_TASK REQUIREMENTS_
In full and exactly, please return the records, but keep out the pictures.
··· DATA UNDER STUDY ···
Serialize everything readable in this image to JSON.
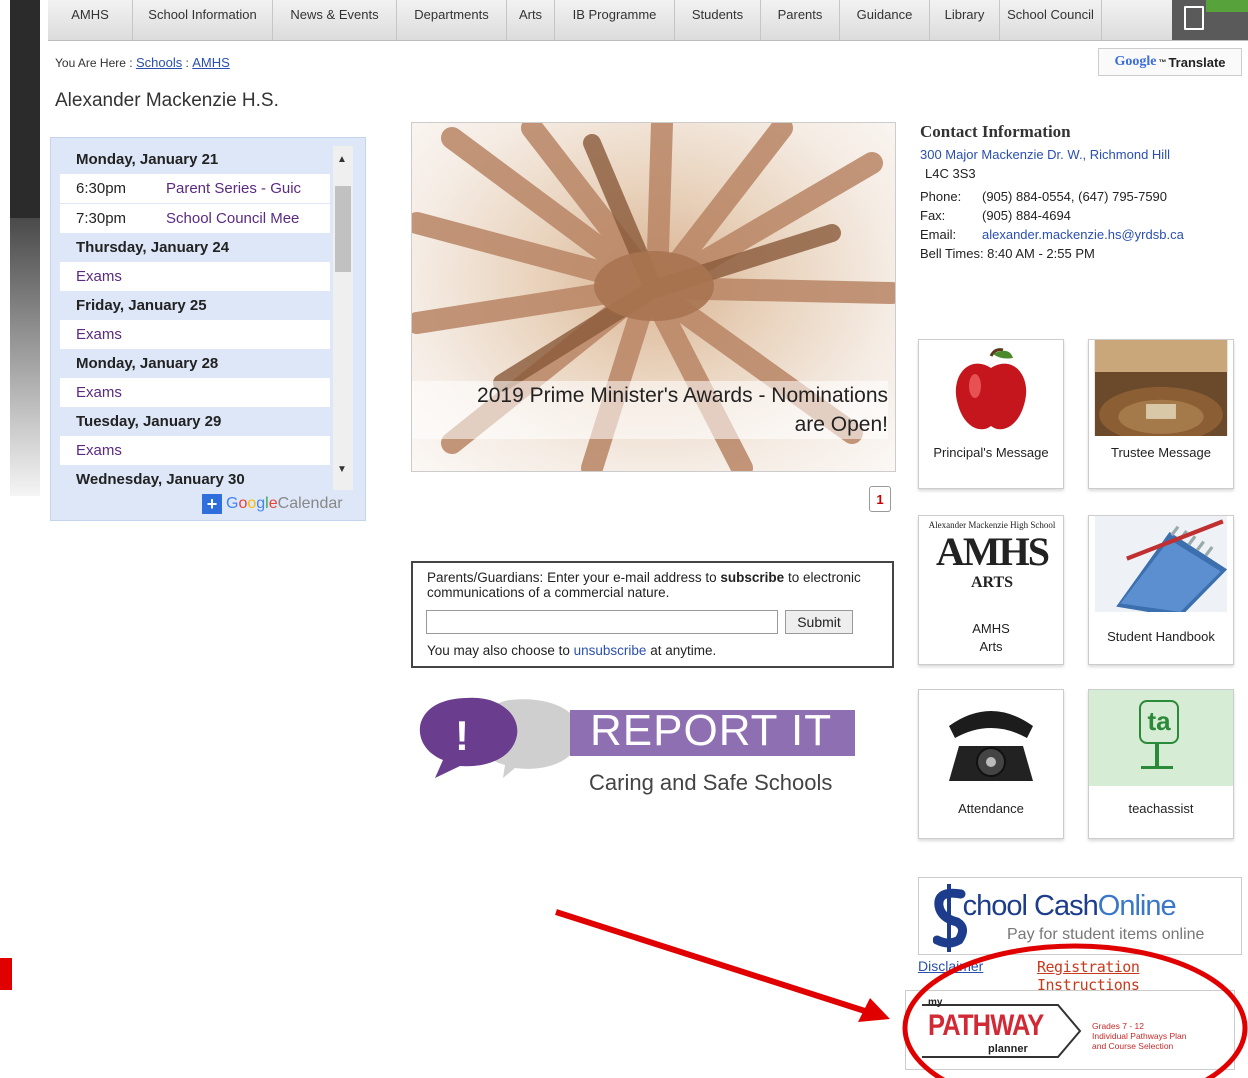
{
  "nav": {
    "items": [
      "AMHS",
      "School Information",
      "News & Events",
      "Departments",
      "Arts",
      "IB Programme",
      "Students",
      "Parents",
      "Guidance",
      "Library",
      "School Council"
    ],
    "print_icon": "printer-icon"
  },
  "breadcrumb": {
    "prefix": "You Are Here :",
    "links": [
      "Schools",
      "AMHS"
    ],
    "sep": ":"
  },
  "translate": {
    "google": "Google",
    "tm": "™",
    "label": "Translate"
  },
  "page_title": "Alexander Mackenzie H.S.",
  "calendar": {
    "days": [
      {
        "day": "Monday, January 21",
        "events": [
          {
            "time": "6:30pm",
            "title": "Parent Series - Guic"
          },
          {
            "time": "7:30pm",
            "title": "School Council Mee"
          }
        ]
      },
      {
        "day": "Thursday, January 24",
        "events": [
          {
            "time": "",
            "title": "Exams"
          }
        ]
      },
      {
        "day": "Friday, January 25",
        "events": [
          {
            "time": "",
            "title": "Exams"
          }
        ]
      },
      {
        "day": "Monday, January 28",
        "events": [
          {
            "time": "",
            "title": "Exams"
          }
        ]
      },
      {
        "day": "Tuesday, January 29",
        "events": [
          {
            "time": "",
            "title": "Exams"
          }
        ]
      },
      {
        "day": "Wednesday, January 30",
        "events": []
      }
    ],
    "plus": "+",
    "google_letters": [
      "G",
      "o",
      "o",
      "g",
      "l",
      "e"
    ],
    "google_colors": [
      "#4285f4",
      "#ea4335",
      "#fbbc05",
      "#4285f4",
      "#34a853",
      "#ea4335"
    ],
    "calendar_word": "Calendar"
  },
  "hero": {
    "caption_line1": "2019 Prime Minister's Awards - Nominations",
    "caption_line2": "are Open!",
    "page": "1"
  },
  "subscribe": {
    "text_before": "Parents/Guardians: Enter your e-mail address to",
    "text_bold": "subscribe",
    "text_after": "to electronic communications of a commercial nature.",
    "input_value": "",
    "submit": "Submit",
    "foot_before": "You may also choose to",
    "foot_link": "unsubscribe",
    "foot_after": "at anytime."
  },
  "report": {
    "title": "REPORT IT",
    "subtitle": "Caring and Safe Schools",
    "bang": "!"
  },
  "contact": {
    "heading": "Contact Information",
    "address_link": "300 Major Mackenzie Dr. W., Richmond Hill",
    "postal": "L4C 3S3",
    "phone_label": "Phone:",
    "phone": "(905) 884-0554, (647) 795-7590",
    "fax_label": "Fax:",
    "fax": "(905) 884-4694",
    "email_label": "Email:",
    "email": "alexander.mackenzie.hs@yrdsb.ca",
    "bell": "Bell Times: 8:40 AM - 2:55 PM"
  },
  "tiles": {
    "principal": "Principal's Message",
    "trustee": "Trustee Message",
    "arts_logo_top": "Alexander Mackenzie High School",
    "arts_logo_big": "AMHS",
    "arts_logo_sub": "ARTS",
    "arts": "AMHS Arts",
    "handbook": "Student Handbook",
    "attendance": "Attendance",
    "teachassist": "teachassist",
    "ta_logo": "ta"
  },
  "school_cash": {
    "title_s": "S",
    "title_rest": "chool Cash",
    "title_online": "Online",
    "tagline": "Pay for student items online",
    "disclaimer": "Disclaimer",
    "registration": "Registration Instructions"
  },
  "pathway": {
    "my": "my",
    "title": "PATHWAY",
    "planner": "planner",
    "grades": "Grades 7 - 12",
    "line2": "Individual Pathways Plan",
    "line3": "and Course Selection"
  },
  "colors": {
    "annotation": "#e00000",
    "report_purple": "#8e6fb2",
    "link": "#2a4fb0"
  }
}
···
_EXERCISE SOLUTION_
Serialize everything readable in this image to JSON.
{
  "nav": {
    "items": [
      "AMHS",
      "School Information",
      "News & Events",
      "Departments",
      "Arts",
      "IB Programme",
      "Students",
      "Parents",
      "Guidance",
      "Library",
      "School Council"
    ],
    "print_icon": "printer-icon"
  },
  "breadcrumb": {
    "prefix": "You Are Here :",
    "links": [
      "Schools",
      "AMHS"
    ],
    "sep": ":"
  },
  "translate": {
    "google": "Google",
    "tm": "™",
    "label": "Translate"
  },
  "page_title": "Alexander Mackenzie H.S.",
  "calendar": {
    "days": [
      {
        "day": "Monday, January 21",
        "events": [
          {
            "time": "6:30pm",
            "title": "Parent Series - Guic"
          },
          {
            "time": "7:30pm",
            "title": "School Council Mee"
          }
        ]
      },
      {
        "day": "Thursday, January 24",
        "events": [
          {
            "time": "",
            "title": "Exams"
          }
        ]
      },
      {
        "day": "Friday, January 25",
        "events": [
          {
            "time": "",
            "title": "Exams"
          }
        ]
      },
      {
        "day": "Monday, January 28",
        "events": [
          {
            "time": "",
            "title": "Exams"
          }
        ]
      },
      {
        "day": "Tuesday, January 29",
        "events": [
          {
            "time": "",
            "title": "Exams"
          }
        ]
      },
      {
        "day": "Wednesday, January 30",
        "events": []
      }
    ],
    "plus": "+",
    "google_letters": [
      "G",
      "o",
      "o",
      "g",
      "l",
      "e"
    ],
    "google_colors": [
      "#4285f4",
      "#ea4335",
      "#fbbc05",
      "#4285f4",
      "#34a853",
      "#ea4335"
    ],
    "calendar_word": "Calendar"
  },
  "hero": {
    "caption_line1": "2019 Prime Minister's Awards - Nominations",
    "caption_line2": "are Open!",
    "page": "1"
  },
  "subscribe": {
    "text_before": "Parents/Guardians: Enter your e-mail address to",
    "text_bold": "subscribe",
    "text_after": "to electronic communications of a commercial nature.",
    "input_value": "",
    "submit": "Submit",
    "foot_before": "You may also choose to",
    "foot_link": "unsubscribe",
    "foot_after": "at anytime."
  },
  "report": {
    "title": "REPORT IT",
    "subtitle": "Caring and Safe Schools",
    "bang": "!"
  },
  "contact": {
    "heading": "Contact Information",
    "address_link": "300 Major Mackenzie Dr. W., Richmond Hill",
    "postal": "L4C 3S3",
    "phone_label": "Phone:",
    "phone": "(905) 884-0554, (647) 795-7590",
    "fax_label": "Fax:",
    "fax": "(905) 884-4694",
    "email_label": "Email:",
    "email": "alexander.mackenzie.hs@yrdsb.ca",
    "bell": "Bell Times: 8:40 AM - 2:55 PM"
  },
  "tiles": {
    "principal": "Principal's Message",
    "trustee": "Trustee Message",
    "arts_logo_top": "Alexander Mackenzie High School",
    "arts_logo_big": "AMHS",
    "arts_logo_sub": "ARTS",
    "arts": "AMHS Arts",
    "handbook": "Student Handbook",
    "attendance": "Attendance",
    "teachassist": "teachassist",
    "ta_logo": "ta"
  },
  "school_cash": {
    "title_s": "S",
    "title_rest": "chool Cash",
    "title_online": "Online",
    "tagline": "Pay for student items online",
    "disclaimer": "Disclaimer",
    "registration": "Registration Instructions"
  },
  "pathway": {
    "my": "my",
    "title": "PATHWAY",
    "planner": "planner",
    "grades": "Grades 7 - 12",
    "line2": "Individual Pathways Plan",
    "line3": "and Course Selection"
  },
  "colors": {
    "annotation": "#e00000",
    "report_purple": "#8e6fb2",
    "link": "#2a4fb0"
  }
}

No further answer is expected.